── Dataset excerpts
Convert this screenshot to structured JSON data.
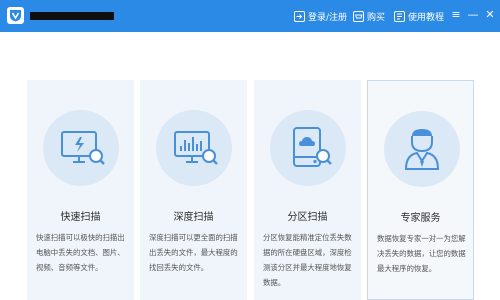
{
  "header": {
    "nav": {
      "login": "登录/注册",
      "buy": "购买",
      "tutorial": "使用教程"
    },
    "window": {
      "menu": "≡",
      "minimize": "—",
      "close": "✕"
    },
    "colors": {
      "bar": "#2b8ae6",
      "icon": "#4a90d9"
    }
  },
  "cards": [
    {
      "icon": "monitor-scan-icon",
      "title": "快速扫描",
      "description": "快速扫描可以极快的扫描出电脑中丢失的文档、图片、视频、音频等文件。"
    },
    {
      "icon": "chart-scan-icon",
      "title": "深度扫描",
      "description": "深度扫描可以更全面的扫描出丢失的文件，最大程度的找回丢失的文件。"
    },
    {
      "icon": "disk-scan-icon",
      "title": "分区扫描",
      "description": "分区恢复能精准定位丢失数据的所在硬盘区域，深度检测该分区并最大程度地恢复数据。"
    },
    {
      "icon": "expert-service-icon",
      "title": "专家服务",
      "description": "数据恢复专家一对一为您解决丢失的数据，让您的数据最大程序的恢复。"
    }
  ]
}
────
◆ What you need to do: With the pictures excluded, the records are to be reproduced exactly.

◆ Answer section:
Convert this screenshot to structured JSON data.
{
  "header": {
    "nav": {
      "login": "登录/注册",
      "buy": "购买",
      "tutorial": "使用教程"
    },
    "window": {
      "menu": "≡",
      "minimize": "—",
      "close": "✕"
    },
    "colors": {
      "bar": "#2b8ae6",
      "icon": "#4a90d9"
    }
  },
  "cards": [
    {
      "icon": "monitor-scan-icon",
      "title": "快速扫描",
      "description": "快速扫描可以极快的扫描出电脑中丢失的文档、图片、视频、音频等文件。"
    },
    {
      "icon": "chart-scan-icon",
      "title": "深度扫描",
      "description": "深度扫描可以更全面的扫描出丢失的文件，最大程度的找回丢失的文件。"
    },
    {
      "icon": "disk-scan-icon",
      "title": "分区扫描",
      "description": "分区恢复能精准定位丢失数据的所在硬盘区域，深度检测该分区并最大程度地恢复数据。"
    },
    {
      "icon": "expert-service-icon",
      "title": "专家服务",
      "description": "数据恢复专家一对一为您解决丢失的数据，让您的数据最大程序的恢复。"
    }
  ]
}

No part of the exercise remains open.